How to make sure you're giving safe toys
Strategies to make sure your holiday gifts are free of lead and other dangers.
Recalled toys are piled in a shopping cart after being pulled from the shelves at the Cut Rate Toys store August 14, 2007 in Chicago, Ill. (Scott Olson/Getty Images)
ShopSmart magazine offers strategies to make sure your holiday gifts are free of lead and other dangers:
1. Know what toys to avoid. Steer clear of no-name toys and, regardless of your child's age, don't buy toys with small magnets, even if the magnets seem safely contained within the toy. Don't buy metal jewelry, especially the cheap stuff, for young children or allow them to play with key chains or items with metal charms. If you have an infant or toddler who still puts almost everything in her mouth, don't buy squeezable soft plastic toys or books. Unless it says "no phthalates" on the package, there's no way of knowing if they contain the chemical or not.
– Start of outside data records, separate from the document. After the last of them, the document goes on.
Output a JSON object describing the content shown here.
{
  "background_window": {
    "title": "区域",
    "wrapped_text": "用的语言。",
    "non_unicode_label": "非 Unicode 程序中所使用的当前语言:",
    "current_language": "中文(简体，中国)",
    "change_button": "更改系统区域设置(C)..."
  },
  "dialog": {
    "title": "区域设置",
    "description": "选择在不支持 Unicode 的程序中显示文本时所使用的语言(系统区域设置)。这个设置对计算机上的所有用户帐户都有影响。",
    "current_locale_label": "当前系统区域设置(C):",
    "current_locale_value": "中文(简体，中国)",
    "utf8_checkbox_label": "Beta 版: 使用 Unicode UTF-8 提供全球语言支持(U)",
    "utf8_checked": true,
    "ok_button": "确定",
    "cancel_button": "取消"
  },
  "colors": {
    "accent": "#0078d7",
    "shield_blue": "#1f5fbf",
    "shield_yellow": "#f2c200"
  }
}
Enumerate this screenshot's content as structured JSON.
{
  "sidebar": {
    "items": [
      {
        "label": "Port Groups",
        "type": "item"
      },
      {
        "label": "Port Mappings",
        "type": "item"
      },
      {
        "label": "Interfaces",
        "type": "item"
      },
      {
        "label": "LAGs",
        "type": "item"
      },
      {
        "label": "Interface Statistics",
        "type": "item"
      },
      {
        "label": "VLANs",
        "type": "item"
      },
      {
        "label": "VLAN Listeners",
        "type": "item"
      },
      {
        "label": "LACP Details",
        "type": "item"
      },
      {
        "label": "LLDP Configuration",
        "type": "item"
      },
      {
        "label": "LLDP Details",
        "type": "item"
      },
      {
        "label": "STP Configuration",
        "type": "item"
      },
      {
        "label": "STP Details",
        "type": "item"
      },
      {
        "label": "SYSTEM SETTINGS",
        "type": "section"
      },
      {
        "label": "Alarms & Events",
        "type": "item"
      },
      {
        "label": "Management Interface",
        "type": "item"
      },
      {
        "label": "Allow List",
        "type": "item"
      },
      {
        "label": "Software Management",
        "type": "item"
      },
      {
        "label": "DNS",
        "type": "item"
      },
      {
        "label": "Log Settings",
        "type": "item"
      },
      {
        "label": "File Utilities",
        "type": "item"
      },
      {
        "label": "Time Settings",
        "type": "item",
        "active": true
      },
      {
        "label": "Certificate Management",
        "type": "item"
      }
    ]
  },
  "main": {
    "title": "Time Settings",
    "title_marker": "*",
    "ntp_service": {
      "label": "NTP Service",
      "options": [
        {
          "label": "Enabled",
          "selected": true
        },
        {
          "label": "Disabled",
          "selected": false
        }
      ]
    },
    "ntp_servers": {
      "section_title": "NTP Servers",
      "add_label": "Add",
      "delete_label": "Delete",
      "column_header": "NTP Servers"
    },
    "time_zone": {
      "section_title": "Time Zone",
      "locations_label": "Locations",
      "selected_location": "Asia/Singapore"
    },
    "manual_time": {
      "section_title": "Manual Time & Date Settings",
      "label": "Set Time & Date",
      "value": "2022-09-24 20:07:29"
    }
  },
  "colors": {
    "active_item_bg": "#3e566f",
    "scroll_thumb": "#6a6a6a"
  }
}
2. Buy according to a kid's age. Look for manufacturer's recommended age ranges on toy packaging. Age grading is more than a friendly hint. It can alert you to a possible choking hazard, the presence of small parts, and other dangers. And think twice before buying a toy with small parts for a child older than 3 who has a younger sibling. Keep all small round or oval objects, including coins, balls, and marbles, away from kids under 3.
3. Check for recalls. Before shopping, go to www.cpsc.gov, a government Web site, to see whether the toys you plan to buy (and the toys already in your home) have been recalled. You can also sign up for free e-mail notices of recalls at the site. And if a product you buy comes with a registration card, fill it out and send it in so you will be notified directly by the manufacturer if the item is recalled. It's up to retailers to take recalled toys off store shelves but, once a recalled toy is in your home, it's up to you to keep it away from your family or return it ASAP.
4. Watch where you shop. Be leery of drugstores, airports and dollar stores. They've been known to carry flimsy plastic toys with dangerous sharp edges or small parts that can break off easily. Thrift stores, consignment shops, yard and garage sales, and eBay often have toys in excellent condition, but check to see that they're well made and have no small magnets or parts. Wash the toys before giving them.